It seemed as if the horse knew what was the matter.
Of course I did, though John thought not; at least I knew as much as this--that John
and I must go at the top of our speed, and that it was for the sake of the mistress.
>
Black Beauty by Anna Sewell CHAPTER 19.
Only Ignorance
I do not know how long I was ill. Mr. Bond, the horse-doctor, came every day.
One day he bled me; John held a pail for the blood.
I felt very faint after it and thought I should die, and I believe they all thought
so too.
Ginger and Merrylegs had been moved into the other stable, so that I might be quiet,
for the fever made me very quick of hearing; any little noise seemed quite
loud, and I could tell every one's footstep going to and from the house.
I knew all that was going on. One night John had to give me a draught;
Thomas Green came in to help him.
After I had taken it and John had made me as comfortable as he could, he said he
should stay half an hour to see how the medicine settled.
Thomas said he would stay with him, so they went and sat down on a bench that had been
brought into Merrylegs' stall, and put down the lantern at their feet, that I might not
be disturbed with the light.
For awhile both men sat silent, and then Tom Green said in a low voice:
"I wish, John, you'd say a bit of a kind word to Joe.
The boy is quite broken-hearted; he can't eat his meals, and he can't smile.
He says he knows it was all his fault, though he is sure he did the best he knew,
and he says if Beauty dies no one will ever speak to him again.
It goes to my heart to hear him.
I think you might give him just a word; he is not a bad boy."
After a short pause John said slowly, "You must not be too hard upon me, Tom.
I know he meant no harm, I never said he did; I know he is not a bad boy.
But you see, I am sore myself; that horse is the pride of my heart, to say nothing of
his being such a favorite with the master and mistress; and to think that his life
may be flung away in this manner is more than I can bear.
But if you think I am hard on the boy I will try to give him a good word to-morrow-
-that is, I mean if Beauty is better."
"Well, John, thank you. I knew you did not wish to be too hard, and
I am glad you see it was only ignorance." John's voice almost startled me as he
answered:
"Only ignorance! only ignorance! how can you talk about only ignorance?
Don't you know that it is the worst thing in the world, next to wickedness?--and
which does the most mischief heaven only knows.
If people can say, 'Oh! I did not know, I did not mean any harm,' they think it is
all right.
I suppose Martha Mulwash did not mean to kill that baby when she dosed it with Dalby
and soothing syrups; but she did kill it, and was tried for manslaughter."
"And serve her right, too," said Tom.

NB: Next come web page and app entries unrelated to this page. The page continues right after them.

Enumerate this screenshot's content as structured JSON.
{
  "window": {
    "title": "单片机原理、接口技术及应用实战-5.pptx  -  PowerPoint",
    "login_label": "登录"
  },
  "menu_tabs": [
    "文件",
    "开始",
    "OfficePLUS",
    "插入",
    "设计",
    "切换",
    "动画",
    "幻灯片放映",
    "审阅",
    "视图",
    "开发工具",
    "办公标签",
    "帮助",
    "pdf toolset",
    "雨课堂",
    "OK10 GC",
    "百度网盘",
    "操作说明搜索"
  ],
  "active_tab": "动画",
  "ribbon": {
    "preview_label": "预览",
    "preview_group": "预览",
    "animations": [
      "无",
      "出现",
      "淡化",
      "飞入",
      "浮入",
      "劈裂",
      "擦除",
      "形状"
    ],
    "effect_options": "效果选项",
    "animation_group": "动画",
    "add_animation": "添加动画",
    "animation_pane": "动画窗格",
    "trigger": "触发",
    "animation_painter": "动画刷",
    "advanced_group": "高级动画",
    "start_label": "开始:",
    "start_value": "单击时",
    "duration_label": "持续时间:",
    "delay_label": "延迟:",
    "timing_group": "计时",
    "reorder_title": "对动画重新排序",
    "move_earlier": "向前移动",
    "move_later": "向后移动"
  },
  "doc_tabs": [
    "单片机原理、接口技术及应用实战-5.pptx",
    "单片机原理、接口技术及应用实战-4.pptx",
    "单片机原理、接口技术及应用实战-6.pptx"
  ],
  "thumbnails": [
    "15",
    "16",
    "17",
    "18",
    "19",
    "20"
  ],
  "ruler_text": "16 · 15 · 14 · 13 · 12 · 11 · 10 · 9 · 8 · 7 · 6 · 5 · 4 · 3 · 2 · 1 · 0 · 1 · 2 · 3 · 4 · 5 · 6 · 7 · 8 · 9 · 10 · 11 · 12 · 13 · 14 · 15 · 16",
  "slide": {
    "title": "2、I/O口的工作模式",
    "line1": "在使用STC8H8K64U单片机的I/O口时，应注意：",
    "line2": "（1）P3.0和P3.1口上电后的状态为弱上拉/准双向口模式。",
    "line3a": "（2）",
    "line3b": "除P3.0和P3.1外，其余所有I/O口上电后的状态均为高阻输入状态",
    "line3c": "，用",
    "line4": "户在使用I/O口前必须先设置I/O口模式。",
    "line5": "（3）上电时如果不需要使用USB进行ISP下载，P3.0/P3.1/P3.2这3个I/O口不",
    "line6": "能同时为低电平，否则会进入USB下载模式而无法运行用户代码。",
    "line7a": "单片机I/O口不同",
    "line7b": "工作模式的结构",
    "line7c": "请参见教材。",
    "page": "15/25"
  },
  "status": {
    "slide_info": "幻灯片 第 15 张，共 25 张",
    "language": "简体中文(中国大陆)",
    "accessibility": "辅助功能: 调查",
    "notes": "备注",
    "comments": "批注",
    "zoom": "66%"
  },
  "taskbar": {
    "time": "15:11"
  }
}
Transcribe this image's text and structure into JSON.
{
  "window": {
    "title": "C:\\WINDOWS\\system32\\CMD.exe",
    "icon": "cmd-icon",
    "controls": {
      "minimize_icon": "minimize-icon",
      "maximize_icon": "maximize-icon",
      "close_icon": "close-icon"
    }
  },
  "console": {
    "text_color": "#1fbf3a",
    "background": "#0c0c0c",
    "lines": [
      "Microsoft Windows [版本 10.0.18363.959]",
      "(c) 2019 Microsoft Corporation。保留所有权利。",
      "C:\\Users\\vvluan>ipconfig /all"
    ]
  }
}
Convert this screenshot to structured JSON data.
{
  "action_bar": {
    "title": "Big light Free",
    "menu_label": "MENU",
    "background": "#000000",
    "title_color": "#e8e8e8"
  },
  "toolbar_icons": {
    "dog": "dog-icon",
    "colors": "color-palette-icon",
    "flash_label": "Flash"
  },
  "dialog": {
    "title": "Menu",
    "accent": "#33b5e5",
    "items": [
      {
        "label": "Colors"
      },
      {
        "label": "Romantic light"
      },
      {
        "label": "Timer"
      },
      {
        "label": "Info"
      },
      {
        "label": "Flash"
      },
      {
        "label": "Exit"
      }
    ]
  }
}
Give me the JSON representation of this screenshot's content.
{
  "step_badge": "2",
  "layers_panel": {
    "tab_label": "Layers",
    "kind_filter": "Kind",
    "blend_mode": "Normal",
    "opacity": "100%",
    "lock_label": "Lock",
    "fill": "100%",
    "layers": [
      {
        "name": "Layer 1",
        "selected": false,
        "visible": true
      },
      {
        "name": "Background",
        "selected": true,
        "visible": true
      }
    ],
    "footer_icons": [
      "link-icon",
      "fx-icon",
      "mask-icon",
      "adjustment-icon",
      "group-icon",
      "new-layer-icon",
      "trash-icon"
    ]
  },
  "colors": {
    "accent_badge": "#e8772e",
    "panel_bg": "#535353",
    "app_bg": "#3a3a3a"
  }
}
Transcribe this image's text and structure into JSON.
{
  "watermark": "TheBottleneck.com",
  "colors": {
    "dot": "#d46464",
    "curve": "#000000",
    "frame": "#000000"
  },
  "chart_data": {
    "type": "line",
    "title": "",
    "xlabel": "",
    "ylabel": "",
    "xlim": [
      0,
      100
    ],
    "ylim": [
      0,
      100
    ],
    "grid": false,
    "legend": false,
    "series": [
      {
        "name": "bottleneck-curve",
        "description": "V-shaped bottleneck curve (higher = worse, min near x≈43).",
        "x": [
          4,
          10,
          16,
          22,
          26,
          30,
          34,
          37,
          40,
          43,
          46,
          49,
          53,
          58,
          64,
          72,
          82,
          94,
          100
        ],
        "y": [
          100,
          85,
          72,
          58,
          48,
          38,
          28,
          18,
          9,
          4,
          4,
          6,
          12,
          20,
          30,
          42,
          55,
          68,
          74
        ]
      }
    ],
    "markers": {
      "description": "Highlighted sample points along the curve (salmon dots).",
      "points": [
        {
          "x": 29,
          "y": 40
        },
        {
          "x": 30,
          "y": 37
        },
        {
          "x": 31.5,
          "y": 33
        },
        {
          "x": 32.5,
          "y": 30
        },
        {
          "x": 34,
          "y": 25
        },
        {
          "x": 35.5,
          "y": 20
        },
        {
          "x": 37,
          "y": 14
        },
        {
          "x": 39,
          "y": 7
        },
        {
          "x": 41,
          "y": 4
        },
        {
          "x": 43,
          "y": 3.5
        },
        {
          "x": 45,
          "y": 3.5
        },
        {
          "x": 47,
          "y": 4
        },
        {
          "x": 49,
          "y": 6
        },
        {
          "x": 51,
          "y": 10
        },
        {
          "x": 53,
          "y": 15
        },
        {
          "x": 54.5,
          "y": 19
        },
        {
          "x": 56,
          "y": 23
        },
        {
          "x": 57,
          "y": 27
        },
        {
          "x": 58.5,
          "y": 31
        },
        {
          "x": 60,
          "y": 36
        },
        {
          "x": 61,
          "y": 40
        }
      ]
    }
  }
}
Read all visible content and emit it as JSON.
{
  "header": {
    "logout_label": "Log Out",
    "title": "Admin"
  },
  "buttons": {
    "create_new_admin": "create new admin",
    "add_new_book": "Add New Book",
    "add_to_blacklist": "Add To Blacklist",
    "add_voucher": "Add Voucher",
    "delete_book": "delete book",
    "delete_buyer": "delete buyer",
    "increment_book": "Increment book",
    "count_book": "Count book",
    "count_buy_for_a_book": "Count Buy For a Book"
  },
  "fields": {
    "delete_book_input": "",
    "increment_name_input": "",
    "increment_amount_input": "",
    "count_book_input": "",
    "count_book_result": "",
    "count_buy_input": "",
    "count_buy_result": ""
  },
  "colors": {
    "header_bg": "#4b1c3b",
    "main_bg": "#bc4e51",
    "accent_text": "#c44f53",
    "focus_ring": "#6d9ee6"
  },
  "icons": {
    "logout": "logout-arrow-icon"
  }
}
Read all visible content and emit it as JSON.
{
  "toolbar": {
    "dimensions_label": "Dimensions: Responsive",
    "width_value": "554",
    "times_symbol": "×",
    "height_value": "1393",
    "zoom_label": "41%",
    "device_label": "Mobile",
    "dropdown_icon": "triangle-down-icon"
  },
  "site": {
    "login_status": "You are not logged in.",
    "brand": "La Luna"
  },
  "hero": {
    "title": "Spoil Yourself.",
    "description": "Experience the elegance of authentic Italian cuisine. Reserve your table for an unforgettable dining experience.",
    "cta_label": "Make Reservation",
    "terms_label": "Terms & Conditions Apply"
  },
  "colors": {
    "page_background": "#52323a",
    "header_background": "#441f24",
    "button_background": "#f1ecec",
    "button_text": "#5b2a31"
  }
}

"A woman should not undertake to nurse a tender little child without knowing what is
good and what is bad for it."
"Bill Starkey," continued John, "did not mean to frighten his brother into fits when
he dressed up like a ghost and ran after him in the moonlight; but he did; and that
bright, handsome little fellow, that might
have been the pride of any mother's heart is just no better than an idiot, and never
will be, if he lives to be eighty years old.
You were a good deal cut up yourself, Tom, two weeks ago, when those young ladies left
your hothouse door open, with a frosty east wind blowing right in; you said it killed a
good many of your plants."
"A good many!" said Tom; "there was not one of the tender cuttings that was not nipped
off.
I shall have to strike all over again, and the worst of it is that I don't know where
to go to get fresh ones. I was nearly mad when I came in and saw
what was done."
"And yet," said John, "I am sure the young ladies did not mean it; it was only
ignorance."
I heard no more of this conversation, for the medicine did well and sent me to sleep,
and in the morning I felt much better; but I often thought of John's words when I came
to know more of the world.
>